Having finished one of my favorite stories by Louisa May Alcott (An Old-Fashioned Girl), I continued on to read several stories by another favorite author. I’m sure most girls have read The Secret Garden and A Little Princess, but how many of them have read anything else by Frances Hodgson Burnett?
My mother has always loved to read, so I inherited that love, and as a child, I read through many of her own books. James Herriot’s books, The Scarlet Pimpernel, The Baronet’s Song (George MacDonald), any book by L.M. Montgomery (and not just the Anne books), and many others came in my way.

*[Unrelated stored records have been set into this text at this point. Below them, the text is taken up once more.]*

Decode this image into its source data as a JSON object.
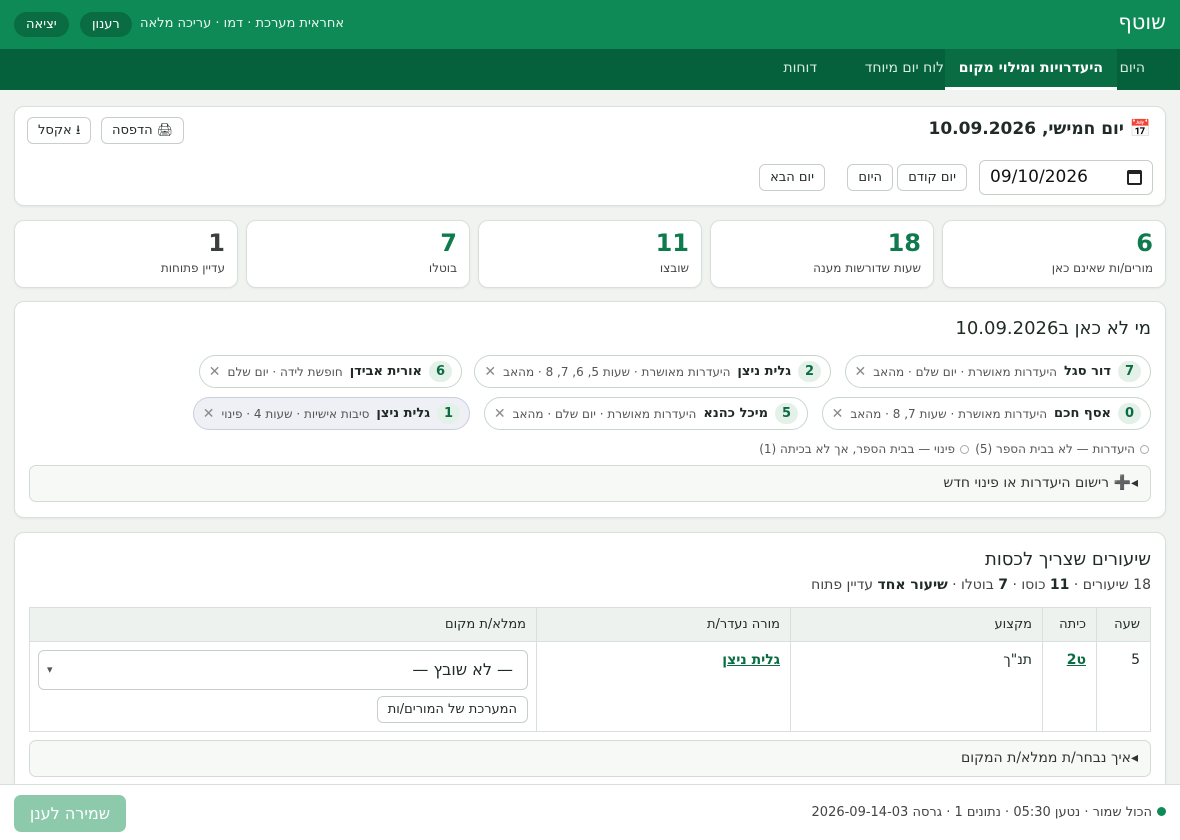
{
  "app": {
    "brand": "שוטף",
    "user_info": "אחראית מערכת · דמו · עריכה מלאה",
    "refresh_label": "רענון",
    "logout_label": "יציאה"
  },
  "nav": {
    "tabs": [
      {
        "label": "היום"
      },
      {
        "label": "היעדרויות ומילוי מקום"
      },
      {
        "label": "לוח יום מיוחד"
      },
      {
        "label": "דוחות"
      }
    ],
    "active_index": 1
  },
  "date_card": {
    "title": "📅 יום חמישי, 10.09.2026",
    "print_label": "🖨 הדפסה",
    "excel_label": "⭳ אקסל",
    "date_value": "09/10/2026",
    "prev_day": "יום קודם",
    "today": "היום",
    "next_day": "יום הבא"
  },
  "stats": [
    {
      "value": "6",
      "label": "מורים/ות שאינם כאן"
    },
    {
      "value": "18",
      "label": "שעות שדורשות מענה"
    },
    {
      "value": "11",
      "label": "שובצו"
    },
    {
      "value": "7",
      "label": "בוטלו"
    },
    {
      "value": "1",
      "label": "עדיין פתוחות"
    }
  ],
  "absent": {
    "title": "מי לא כאן ב10.09.2026",
    "chips": [
      {
        "count": "7",
        "name": "דור סגל",
        "detail": "היעדרות מאושרת · יום שלם · מהאב"
      },
      {
        "count": "2",
        "name": "גלית ניצן",
        "detail": "היעדרות מאושרת · שעות 5, 6, 7, 8 · מהאב"
      },
      {
        "count": "6",
        "name": "אורית אבידן",
        "detail": "חופשת לידה · יום שלם"
      },
      {
        "count": "0",
        "name": "אסף חכם",
        "detail": "היעדרות מאושרת · שעות 7, 8 · מהאב"
      },
      {
        "count": "5",
        "name": "מיכל כהנא",
        "detail": "היעדרות מאושרת · יום שלם · מהאב"
      },
      {
        "count": "1",
        "name": "גלית ניצן",
        "detail": "סיבות אישיות · שעות 4 · פינוי"
      }
    ],
    "legend_absence": "היעדרות — לא בבית הספר (5)",
    "legend_release": "פינוי — בבית הספר, אך לא בכיתה (1)",
    "add_label": "➕ רישום היעדרות או פינוי חדש"
  },
  "lessons": {
    "title": "שיעורים שצריך לכסות",
    "summary_total": "18 שיעורים · ",
    "summary_covered_num": "11",
    "summary_covered_text": " כוסו · ",
    "summary_cancel_num": "7",
    "summary_cancel_text": " בוטלו · ",
    "summary_open_bold": "שיעור אחד",
    "summary_open_text": " עדיין פתוח",
    "columns": [
      "שעה",
      "כיתה",
      "מקצוע",
      "מורה נעדר/ת",
      "ממלא/ת מקום"
    ],
    "rows": [
      {
        "hour": "5",
        "class": "ט2",
        "subject": "תנ\"ך",
        "teacher": "גלית ניצן",
        "substitute": "— לא שובץ —",
        "system_btn": "המערכת של המורים/ות"
      }
    ],
    "how_chosen": "איך נבחר/ת ממלא/ת המקום"
  },
  "footer": {
    "status": "הכול שמור · נטען 05:30 · נתונים 1 · גרסה 2026-09-14-03",
    "save_label": "שמירה לענן"
  },
  "colors": {
    "primary": "#0e8a57",
    "nav": "#05613b",
    "accent_text": "#0e7a4d"
  }
}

One of these was a little-known book called The Lost Prince of Samavia. Well, that’s its full title, but I’m not sure of our copy had the “of Samavia” part in it. A fascinating story of a strong young man, raised by his father to always do right and stand for his country of Samavia, even though he had never been there. Young Marco runs into a pack of street urchins, led by The Rat, and befriends them. Eventually, this friendship leads them all over Europe, to secretly “light the lamp”, and let the supporters of Samavia finally come forward and stand with their Lost Prince.
Sometime in my twenties, I became aware of the existence of the book Little Lord Fauntleroy. I had heard of how the Fauntleroy suits were a fad, some time in the distant past, and thought the idea of dressing up a little boy with long ringlets and velvet suits somewhat absurd. But I reminded myself that someone who could write The Lost Prince, A Little Princess, and The Secret Garden, surely there had to be more to the story than the idiotic fashions.
And I was right… but until yesterday, I couldn’t remember what the story was about, at all. Now, I’m in the middle of rereading it, and find much of interest. I do have to suspend disbelief over finding a child that seems so extremely good and perfect, but Cedric Errol, Lord Fauntleroy, is so earnest and childlike alongside this, that I let it pass.
The idea that an innocent, beautiful, and charming child could have such an influence over the irascible despot of his grandfather is a fascinating thought. Cedric, being very young, thinks his grandfather to be all that is good and wonderful, so the old Earl eventually doesn’t want his grandchild to be disabused of the notion. To have such faith and trust placed in one… you can’t but want to live up it!
I also love the contrast that the author portrays of America and England. Cedric’s father may have been English, but the child is fiercely proud of being an American. His friendship with Mr. Hobbs, especially, I find so fun and wonderful, and only possible in America, at the time. That, at age 7, Cedric can be so proud of being a ” ‘publican”, and try to talk their servant, Mary, out of being a “dimmycrat”. As a lover of Jane Austen and Charlotte Bronte, I read a lot about England, but it’s delightful to hear of a future Earl who is so proud to be an American, and that he would like to be President.
While I haven’t finished rereading Fauntleroy, I did finish reading The Land of the Blue Flower, a short story, on my Kindle. Such a simple fairy tale, really, but very beautiful. The land was ruled for generations by evil kings by the name of Mordreth, but finally they have killed themselves off. All except a newborn babe, whose mother puts the child Amor into the hands of the Ancient One. A mysterious long-lived character, the Ancient One carries the child away to a mountain castle, to raise far from the dirt and evil of his people.
Raised to know nothing but that which is good and beautiful, eventually the young man is grown and goes to be crowned King of his very suspicious people. He has “no time for anger” and wanders into the darkest corners of his land, looking for a way to raise the people above the squalor that they have sunk into. And he mysteriously passes a law that all of his people shall plant and cultivate the Blue Flower. Such a little thing, and yet it changes them all.
I have only barely tested the waters of Frances Hodgson Burnett’s writing, but I am very grateful to the availability of free or inexpensive e-books, so I can catch up on all of my classic reading. Perhaps others will enjoy doing so, as well.